* [Material for this task]
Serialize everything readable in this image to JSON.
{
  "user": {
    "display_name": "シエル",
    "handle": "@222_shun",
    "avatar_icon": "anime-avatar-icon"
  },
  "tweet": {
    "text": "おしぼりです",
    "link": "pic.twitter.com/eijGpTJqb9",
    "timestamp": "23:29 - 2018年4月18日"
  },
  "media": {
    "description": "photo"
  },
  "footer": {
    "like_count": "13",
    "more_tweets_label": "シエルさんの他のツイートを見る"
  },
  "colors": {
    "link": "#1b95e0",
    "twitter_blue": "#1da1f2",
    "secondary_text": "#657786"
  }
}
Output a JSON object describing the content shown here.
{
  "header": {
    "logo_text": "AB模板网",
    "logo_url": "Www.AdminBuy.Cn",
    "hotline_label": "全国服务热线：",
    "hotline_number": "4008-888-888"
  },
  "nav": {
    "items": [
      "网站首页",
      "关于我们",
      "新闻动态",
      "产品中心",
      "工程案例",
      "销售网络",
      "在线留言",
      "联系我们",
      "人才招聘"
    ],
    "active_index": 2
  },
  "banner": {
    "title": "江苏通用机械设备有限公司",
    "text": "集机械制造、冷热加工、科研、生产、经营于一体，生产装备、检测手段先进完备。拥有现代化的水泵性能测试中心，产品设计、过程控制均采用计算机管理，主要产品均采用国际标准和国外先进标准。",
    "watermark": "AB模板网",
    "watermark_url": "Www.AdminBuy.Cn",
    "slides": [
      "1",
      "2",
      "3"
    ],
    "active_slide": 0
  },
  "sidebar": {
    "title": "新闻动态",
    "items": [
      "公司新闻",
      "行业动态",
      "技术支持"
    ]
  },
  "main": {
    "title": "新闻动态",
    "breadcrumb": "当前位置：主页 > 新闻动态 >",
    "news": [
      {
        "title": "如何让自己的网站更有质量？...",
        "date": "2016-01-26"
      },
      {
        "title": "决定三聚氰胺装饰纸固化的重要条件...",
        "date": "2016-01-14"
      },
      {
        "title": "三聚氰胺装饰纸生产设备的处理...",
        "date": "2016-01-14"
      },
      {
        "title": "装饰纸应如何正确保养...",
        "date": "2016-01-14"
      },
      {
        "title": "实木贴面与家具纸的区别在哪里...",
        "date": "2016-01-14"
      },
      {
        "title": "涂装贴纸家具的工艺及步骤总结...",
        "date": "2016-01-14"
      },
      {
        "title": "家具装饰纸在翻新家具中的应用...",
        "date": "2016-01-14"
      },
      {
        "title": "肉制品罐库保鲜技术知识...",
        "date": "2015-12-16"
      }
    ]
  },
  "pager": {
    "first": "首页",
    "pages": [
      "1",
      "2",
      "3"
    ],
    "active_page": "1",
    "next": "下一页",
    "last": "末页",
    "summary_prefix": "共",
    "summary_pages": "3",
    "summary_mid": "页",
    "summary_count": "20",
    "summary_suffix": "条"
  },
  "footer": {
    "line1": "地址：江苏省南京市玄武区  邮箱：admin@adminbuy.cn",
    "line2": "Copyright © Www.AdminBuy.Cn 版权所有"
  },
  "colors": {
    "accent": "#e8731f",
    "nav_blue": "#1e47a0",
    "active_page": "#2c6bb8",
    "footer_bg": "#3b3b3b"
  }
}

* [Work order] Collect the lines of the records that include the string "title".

* [Answer box]
    "title": "江苏通用机械设备有限公司",
    "title": "新闻动态",
    "title": "新闻动态",
        "title": "如何让自己的网站更有质量？...",
        "title": "决定三聚氰胺装饰纸固化的重要条件...",
        "title": "三聚氰胺装饰纸生产设备的处理...",
        "title": "装饰纸应如何正确保养...",
        "title": "实木贴面与家具纸的区别在哪里...",
        "title": "涂装贴纸家具的工艺及步骤总结...",
        "title": "家具装饰纸在翻新家具中的应用...",
        "title": "肉制品罐库保鲜技术知识...",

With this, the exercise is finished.